Assistant Curator, Harriet Reed, explores the history of Irish theatre and shares a few of the highlights from the V&A Theatre and Performance Collections.
‘It is Ireland’s sacred duty to send over, every few years, a playwright to save the English theatre from inarticulate dumbness.’
Kenneth Tynan, 1956
Following on from a recent conference ‘London and the Irish Stage’ at Trinity College Dublin, and to celebrate the Dublin Theatre Festival (28 September – 15 October 2017), I’ve selected 5 highlights from our collection of Irish Theatre in the V&A collection:
Token for Smock Alley Theatre in Dublin, 18th century

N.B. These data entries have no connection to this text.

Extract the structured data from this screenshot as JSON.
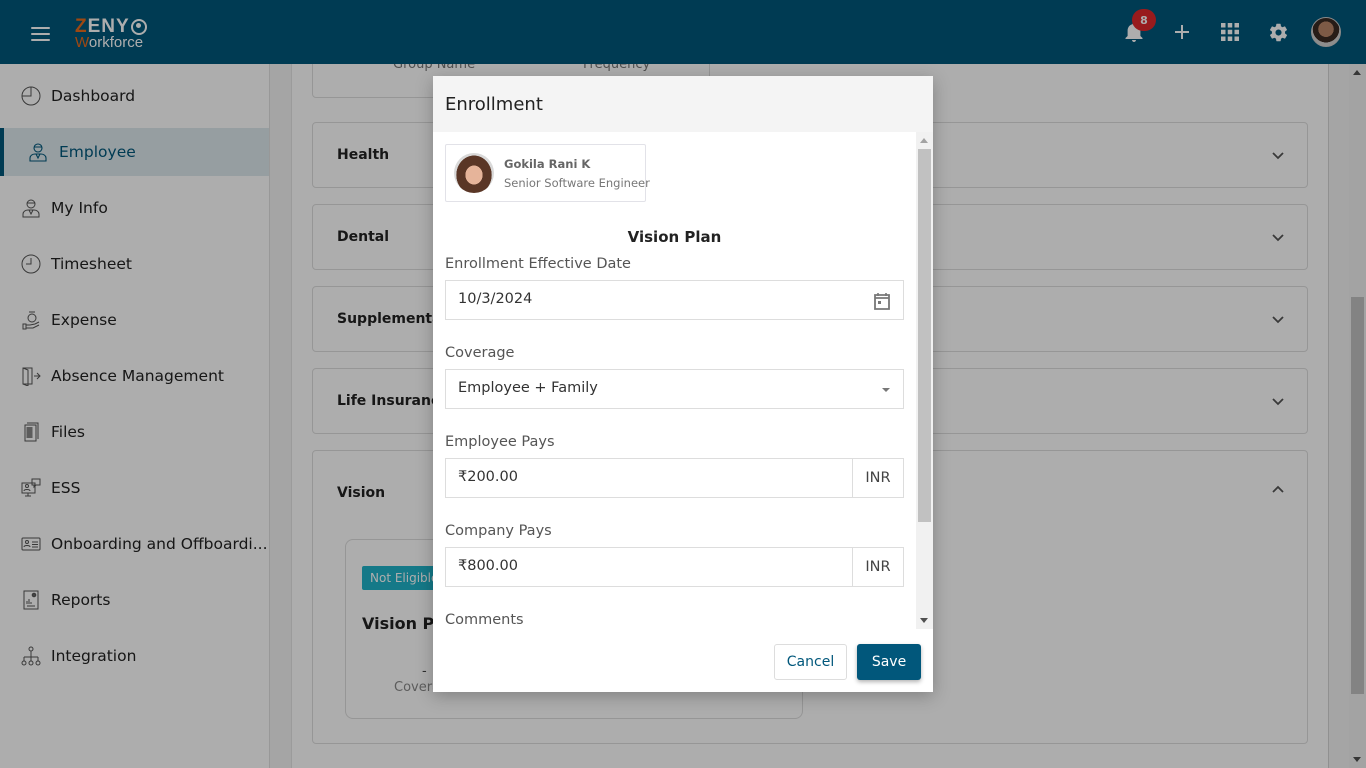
{
  "app": {
    "logo_top_first": "Z",
    "logo_top_rest": "ENY",
    "logo_bottom_first": "W",
    "logo_bottom_rest": "orkforce",
    "notification_count": "8",
    "brand_color": "#01577b",
    "accent_color": "#e86a1b"
  },
  "topbar_icons": [
    "bell-icon",
    "plus-icon",
    "apps-grid-icon",
    "gear-icon",
    "user-avatar"
  ],
  "sidebar": {
    "items": [
      {
        "label": "Dashboard",
        "icon": "dashboard-icon",
        "active": false
      },
      {
        "label": "Employee",
        "icon": "employee-icon",
        "active": true
      },
      {
        "label": "My Info",
        "icon": "my-info-icon",
        "active": false
      },
      {
        "label": "Timesheet",
        "icon": "clock-icon",
        "active": false
      },
      {
        "label": "Expense",
        "icon": "expense-icon",
        "active": false
      },
      {
        "label": "Absence Management",
        "icon": "exit-door-icon",
        "active": false
      },
      {
        "label": "Files",
        "icon": "files-icon",
        "active": false
      },
      {
        "label": "ESS",
        "icon": "ess-icon",
        "active": false
      },
      {
        "label": "Onboarding and Offboardi...",
        "icon": "id-card-icon",
        "active": false
      },
      {
        "label": "Reports",
        "icon": "reports-icon",
        "active": false
      },
      {
        "label": "Integration",
        "icon": "integration-icon",
        "active": false
      }
    ]
  },
  "main": {
    "previous_table_headers": [
      "Group Name",
      "Frequency"
    ],
    "accordions": [
      {
        "title": "Health",
        "expanded": false
      },
      {
        "title": "Dental",
        "expanded": false
      },
      {
        "title": "Supplemental I",
        "expanded": false
      },
      {
        "title": "Life Insurance",
        "expanded": false
      },
      {
        "title": "Vision",
        "expanded": true
      }
    ],
    "vision_card": {
      "badge": "Not Eligible",
      "plan_name": "Vision Pla",
      "dash": "-",
      "coverage_label": "Covera"
    }
  },
  "modal": {
    "title": "Enrollment",
    "employee": {
      "name": "Gokila Rani K",
      "role": "Senior Software Engineer"
    },
    "section_title": "Vision Plan",
    "fields": {
      "effective_date": {
        "label": "Enrollment Effective Date",
        "value": "10/3/2024"
      },
      "coverage": {
        "label": "Coverage",
        "value": "Employee + Family"
      },
      "employee_pays": {
        "label": "Employee Pays",
        "value": "₹200.00",
        "currency": "INR"
      },
      "company_pays": {
        "label": "Company Pays",
        "value": "₹800.00",
        "currency": "INR"
      },
      "comments": {
        "label": "Comments"
      }
    },
    "cancel_label": "Cancel",
    "save_label": "Save"
  }
}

Smock Alley Theatre was opened in 1662 as the second purpose-built theatre in Ireland. It was the first theatre to stage plays by Oliver Goldsmith, George Farquhar and Richard Brinsley Sheridan, not to mention launching the careers of famous 18th century actors such as Peg Woffington and Charles Macklin.
Theatre tokens were used to gain regular entry to performances. This token was used by the Countess of Branden (1708-1789), whose name is inscribed on the obverse. We can tentatively date the token between the years 1758-1789, as she was gifted this title following the death of her second husband but it expired on her death. Interestingly, you can see distinctive marks where someone has scratched out the word ‘Countess’.
Photographs of actress Eveleen Rayne as Moya in The Shaughraun, 1890s
17th century plays often featured a stereotypical ‘stage Irishman’ character, usually portrayed mockingly with an indistinguishable accent. Irish playwrights began to subvert this stereotype in the late 18th century.
In the 19th century, playwright Dion Boucicoult wrote The Shaughraun (first performed in 1874), breaking new ground by exploring Irish identity and portraying lower-class Irishmen. The title translates from the Irish as ‘errant’ or ‘wanderer’. The character Conn – the ‘Shaughraun’ of the title – is described as ‘the Soul of every Fair, the Life of every Funeral, the First Fiddle at all weddings and patterns’.
Royalty notes for the production of Arms and the Man at Abbey Theatre Dublin, 1916
George Bernard Shaw was an Irish playwright who had an incalculable influence on British theatre. His most famous plays include Mrs Warren’s Profession and Pygmalion. He joins the pantheon of great 20th century Irish playwrights along with Oscar Wilde, Samuel Beckett, J. M. Synge, Sean O’Casey and William Butler Yeats.
These receipts record the October 1916 production of Arms and the Man at the Abbey Theatre, Ireland’s national theatre in Dublin. It followed a revival of Shaw’s John Bull’s Other Island in September.
This season drew significant praise and attention following the Easter Rising in April 1916. Shaw had publicly criticised the British government’s execution of the Easter revolutionaries and referred to it as ‘terrorism’. His plays were re-appraised as nationalist by Dublin audiences.
Set design by Sean Kenny for The Hostage at Theatre Royal Stratford East ,1958
The Hostage is a play written by Brendan Behan, loosely translated from his one-act Gaelic play titled An Giall (first performed in Dublin). This was its London premiere at the Theatre Royal Stratford East. It follows the story of Leslie Williams, a British soldier captured in Northern Island and held ‘hostage’ in a brothel in Dublin, while news reaches the various inhabitants of the house that an 18-year-old IRA member in Belfast has been executed.
This set design is part of the Sean Kenny Archive, which covers Kenny’s career in the 1960s and 1970s. A prolific artist, the County-Tipperary-born designer came to London in 1957 to begin his stage design career, winning a Tony Award for his designs for Oliver! In 1960.
Poster for Medea, 2000
The founding of the Abbey Theatre in 1904 by Lady Augusta Gregory and William Butler Yeats was a ground-breaking attempt to take control of the Irish stage image. Over the last hundred or so years, the Abbey has developed an international touring programme and global repertoire of plays.
This production of Medea, directed by Deborah Warner and starring Fiona Shaw, was first performed at the Abbey in 2000. Its critically acclaimed reception saw it transferred to London’s West End and then on to Broadway where Shaw received a Tony award nomination for Best Actress.